Fight back against performance anxiety with this mental trick
The question I am most often asked is: How do you deal with nerves before a competition? There are of course many different techniques for eliminating distractions and managing frustration. But I believe the key to a strong mental game is to master one simple trick. It’s called reframing.
What causes nervousness at competitions?
Well, a lot of things. But for now, let’s focus on the most common: uncertainty. Competitions introduce variables that you don’t often deal with in your everyday life: new surroundings, new stakes, new expectations, etc. Naturally, your mind clamors to predict what is going to happen because what if it all goes terribly wrong? This uncertainty stimulates your nervous system, which is why your palms sweat, your heart speeds up, and your breaths shorten just before an important match.
Because we aren’t accustomed to dealing with these feelings very often, many people misinterpret them. They treat the new sensations as if they are inherently bad and will lead to poor performance. This directs the internal critic in all of our minds to shift into overdrive and say things like, “OMG! I’m nervous, and I’m totally going to crash and burn.” This only increases the stimulation of your nervous system and, after a few rounds of this, you are about ready to melt into a puddle of anxiety.
What is reframing and how do I use it?
Reframing the act of consciously shifting your point of view in relation something that is happening. I used this time and time again throughout my career, including at the Olympic Games. When I felt those nerves bubble in my stomach, rather than allowing myself to think, “Oh no! I’m nervous,” I took another POV and firmly reminded myself over and over, “Excellent! These feelings are going to help me fence better.” But don’t just take it from me. Many top performers use this very technique. Bruce Springsteen reportedly gets as nervous as anyone before concerts, but in his own words, “That’s how I know I’m ready.”

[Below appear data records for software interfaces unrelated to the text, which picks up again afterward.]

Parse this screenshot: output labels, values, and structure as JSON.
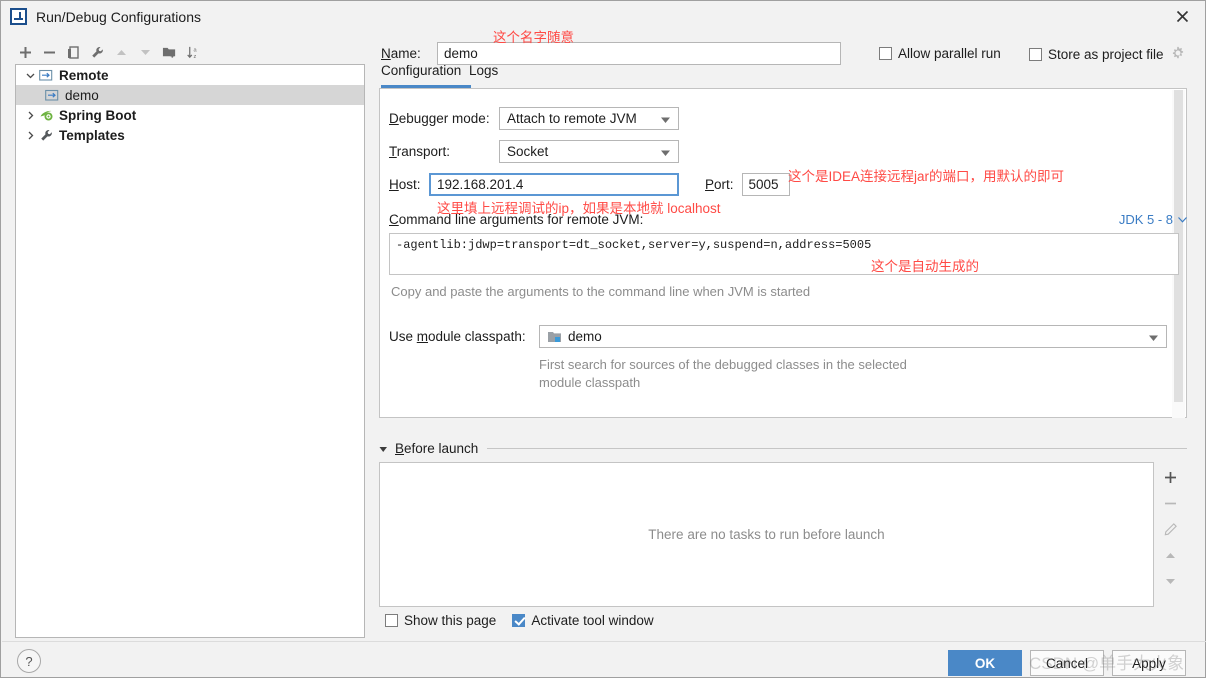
{
  "window": {
    "title": "Run/Debug Configurations",
    "close_label": "✕"
  },
  "toolbar": {
    "items": [
      {
        "name": "add",
        "glyph": "+"
      },
      {
        "name": "remove",
        "glyph": "−"
      },
      {
        "name": "copy",
        "glyph": "copy"
      },
      {
        "name": "edit-templates",
        "glyph": "wrench"
      },
      {
        "name": "move-up",
        "glyph": "▲"
      },
      {
        "name": "move-down",
        "glyph": "▼"
      },
      {
        "name": "new-folder",
        "glyph": "folder-plus"
      },
      {
        "name": "sort",
        "glyph": "sort-az"
      }
    ]
  },
  "tree": {
    "items": [
      {
        "label": "Remote",
        "level": 0,
        "expanded": true,
        "bold": true,
        "selected": false,
        "icon": "remote-icon"
      },
      {
        "label": "demo",
        "level": 1,
        "expanded": null,
        "bold": false,
        "selected": true,
        "icon": "remote-icon"
      },
      {
        "label": "Spring Boot",
        "level": 0,
        "expanded": false,
        "bold": true,
        "selected": false,
        "icon": "spring-icon"
      },
      {
        "label": "Templates",
        "level": 0,
        "expanded": false,
        "bold": true,
        "selected": false,
        "icon": "wrench-icon"
      }
    ]
  },
  "name_row": {
    "label": "Name:",
    "value": "demo",
    "allow_parallel_run": {
      "label": "Allow parallel run",
      "checked": false
    },
    "store_as_project_file": {
      "label": "Store as project file",
      "checked": false
    }
  },
  "tabs": {
    "items": [
      {
        "label": "Configuration",
        "active": true
      },
      {
        "label": "Logs",
        "active": false
      }
    ]
  },
  "form": {
    "debugger_mode": {
      "label": "Debugger mode:",
      "value": "Attach to remote JVM"
    },
    "transport": {
      "label": "Transport:",
      "value": "Socket"
    },
    "host": {
      "label": "Host:",
      "value": "192.168.201.4"
    },
    "port": {
      "label": "Port:",
      "value": "5005"
    },
    "cmdline": {
      "label": "Command line arguments for remote JVM:",
      "value": "-agentlib:jdwp=transport=dt_socket,server=y,suspend=n,address=5005",
      "hint": "Copy and paste the arguments to the command line when JVM is started",
      "jdk_selector": "JDK 5 - 8"
    },
    "module_classpath": {
      "label": "Use module classpath:",
      "value": "demo",
      "hint_line1": "First search for sources of the debugged classes in the selected",
      "hint_line2": "module classpath"
    }
  },
  "before_launch": {
    "title": "Before launch",
    "empty_text": "There are no tasks to run before launch",
    "side_buttons": [
      {
        "name": "add",
        "glyph": "+"
      },
      {
        "name": "remove",
        "glyph": "−"
      },
      {
        "name": "edit",
        "glyph": "pencil"
      },
      {
        "name": "move-up",
        "glyph": "▲"
      },
      {
        "name": "move-down",
        "glyph": "▼"
      }
    ]
  },
  "bottom": {
    "show_this_page": {
      "label": "Show this page",
      "checked": false
    },
    "activate_tool_window": {
      "label": "Activate tool window",
      "checked": true
    },
    "ok": "OK",
    "cancel": "Cancel",
    "apply": "Apply",
    "help": "?"
  },
  "annotations": {
    "name_note": "这个名字随意",
    "port_note": "这个是IDEA连接远程jar的端口，用默认的即可",
    "host_note": "这里填上远程调试的ip，如果是本地就 localhost",
    "args_note": "这个是自动生成的"
  },
  "watermark": "CSDN @单手大火象",
  "colors": {
    "accent": "#4a88c7",
    "annotation": "#ff4a45",
    "link": "#3a7cc4"
  }
}
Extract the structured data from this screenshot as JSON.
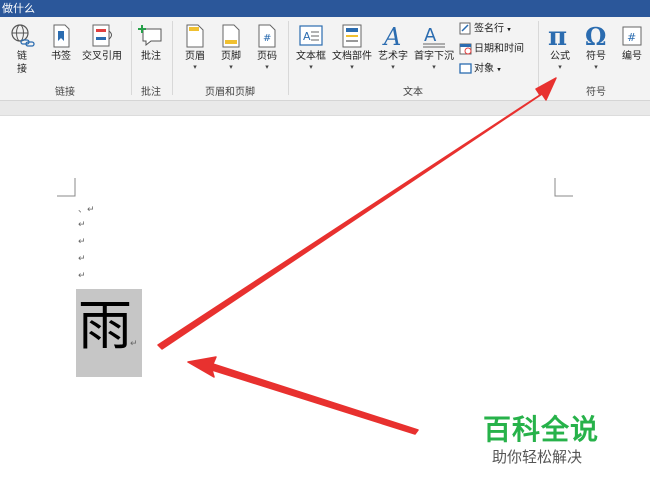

How do you reframe your nervousness?
Image: Serge Timacheff / FIE modified by Better Fencer